This way of reading though is not without problems. Perhaps the key one has to do with inerrancy and the historical value of the Old Testament. In these three scholars’ perspectives, the history of the Old Testament is minimized to say the least. Brettler says in his essay that “Jewish tradition is much less concerned with the literal truth and the historical accuracy of the biblical text than is the Protestant tradition (52).” Coming to terms with this says Enns, was what “set the course for much of my academic and spiritual thinking about the nature of Scripture (72).” Likewise, Harrington says that “Catholicism is not a religion of ‘the book,'” and “is more a religion of a person (85).” When it comes to the book though, “while inerrant in what pertains to our salvation, [it] is not necessarily inerrant in its worldview or chronology or what we currently regard as the province of the physical sciences (87).” As you can see, from a true critical perspective, there is no such thing as full inerrancy.

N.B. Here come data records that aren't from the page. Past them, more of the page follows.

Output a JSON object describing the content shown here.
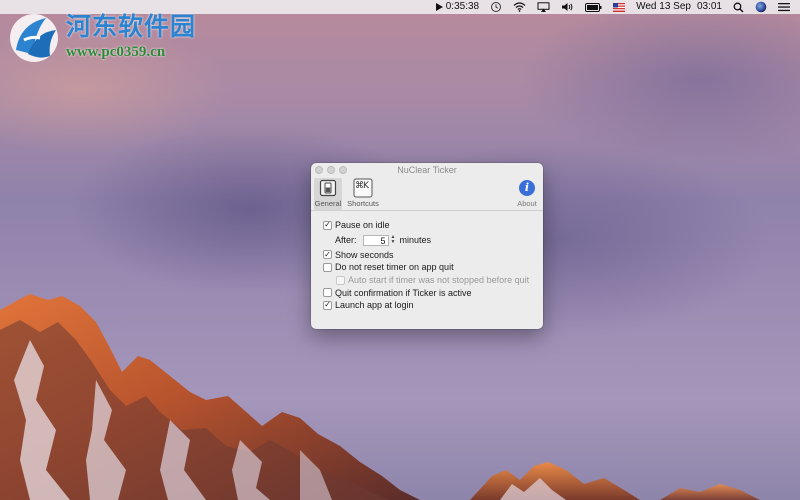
{
  "menubar": {
    "timer": "0:35:38",
    "icons": [
      "play-icon",
      "time-machine-icon",
      "wifi-icon",
      "airplay-icon",
      "volume-icon",
      "battery-icon",
      "flag-icon",
      "search-icon",
      "siri-icon",
      "menu-icon"
    ],
    "datetime": "Wed 13 Sep",
    "clock": "03:01"
  },
  "watermark": {
    "title": "河东软件园",
    "url": "www.pc0359.cn"
  },
  "window": {
    "title": "NuClear Ticker",
    "toolbar": {
      "general": "General",
      "shortcuts": "Shortcuts",
      "about": "About",
      "about_glyph": "i",
      "shortcut_glyphs": "⌘K"
    },
    "options": {
      "pause_on_idle": {
        "label": "Pause on idle",
        "checked": true
      },
      "after_label": "After:",
      "after_value": "5",
      "after_unit": "minutes",
      "show_seconds": {
        "label": "Show seconds",
        "checked": true
      },
      "no_reset": {
        "label": "Do not reset timer on app quit",
        "checked": false
      },
      "auto_start": {
        "label": "Auto start if timer was not stopped before quit",
        "checked": false,
        "enabled": false
      },
      "quit_confirm": {
        "label": "Quit confirmation if Ticker is active",
        "checked": false
      },
      "launch_login": {
        "label": "Launch app at login",
        "checked": true
      }
    },
    "checkmark": "✓"
  },
  "colors": {
    "watermark_title": "#2c83cf",
    "watermark_url": "#2b8a35",
    "about_icon": "#3b6fd8"
  }
}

From my particular Protestant/Christian perspective, I think this book is a valuable read. I say this not because it provides actual insights I will use, but because it shows how what a critical reading of Scripture actually looks like from a religious perspective. I requested a review copy of this book mainly because Peter Enns was the Protestant voice and I wanted to see what he was up to. Also, I was intrigued by the format and thought it might be interesting to be a fly on the wall for a three-way discussion about Bible reading from three perspectives I don’t share. Enns does represent the Protestant perspective, but though I wouldn’t say he is a liberal Protestant (others might), he is definitely no conservative trying to maintain historical traditional orthodoxy when it comes to the Bible. More than originally anticipated, Enns seems right at home talk about reading Scripture with both a Catholic and Jewish scholar.

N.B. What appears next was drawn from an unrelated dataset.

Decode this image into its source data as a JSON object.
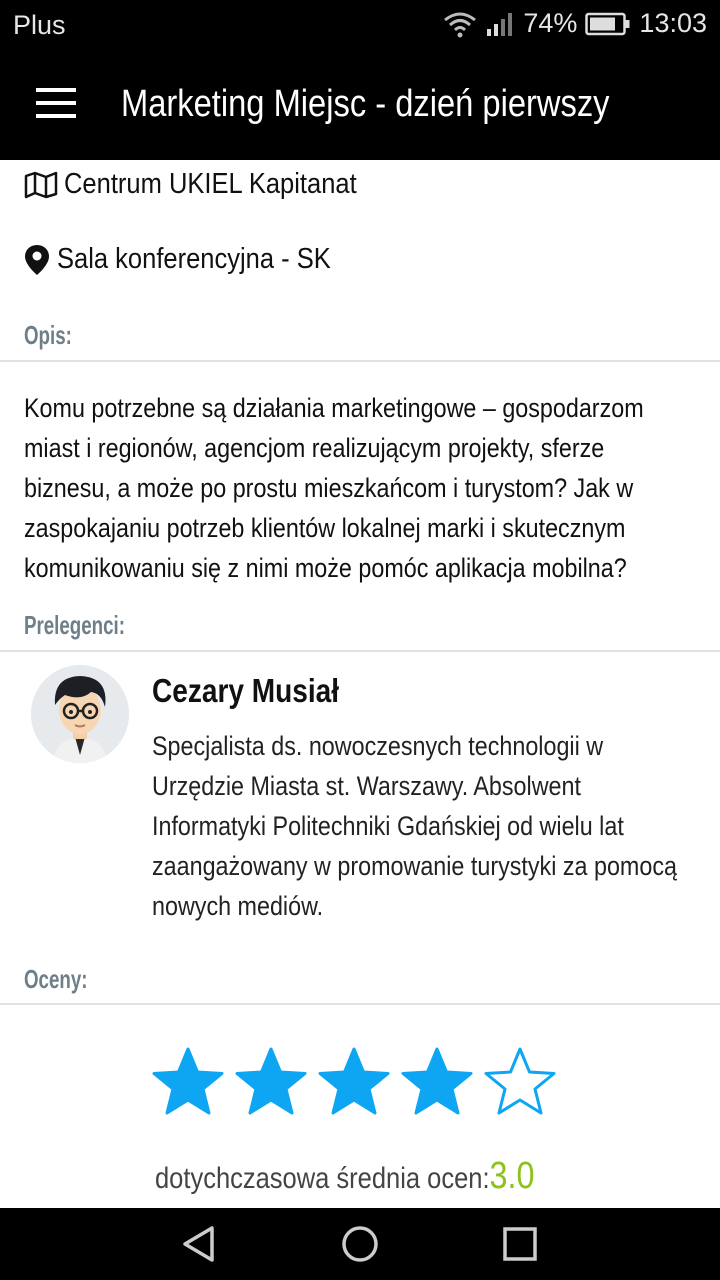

For readers who adopt this critical perspective, particularly evangelicals, Enns is a sort of Mosaic figure. After his own exodus from Westminster, he has been instrumental in helping others chart their way out of the Egypt of traditional inerrancy and into the Promised Land of critical, inerrancy-free Bible reading. Whether it’s his Evolution of Adam dealing with science and the Bible (mainly just deconstructing traditional understandings of Genesis), or explaining why he doesn’t think inerrancy works, Enns’ is progressively charting out a different approach to Scripture than Protestants have traditionally used. In this book, Enns offers a good overview of how he thinks we (Christians) should read Scripture critically and religiously. Since younger evangelicals who question inerrancy will likely find an affinity with Enns, it is probably good to know how Enns thinks we should read Scripture. In the midst of recent discussion of the future of Protestantism, this book provides an insight into how reading Scripture might look if views of Scripture like Enns holds win out. The result isn’t compelling to me, but I’m afraid it might be compelling to quite a few pilgrims on the way.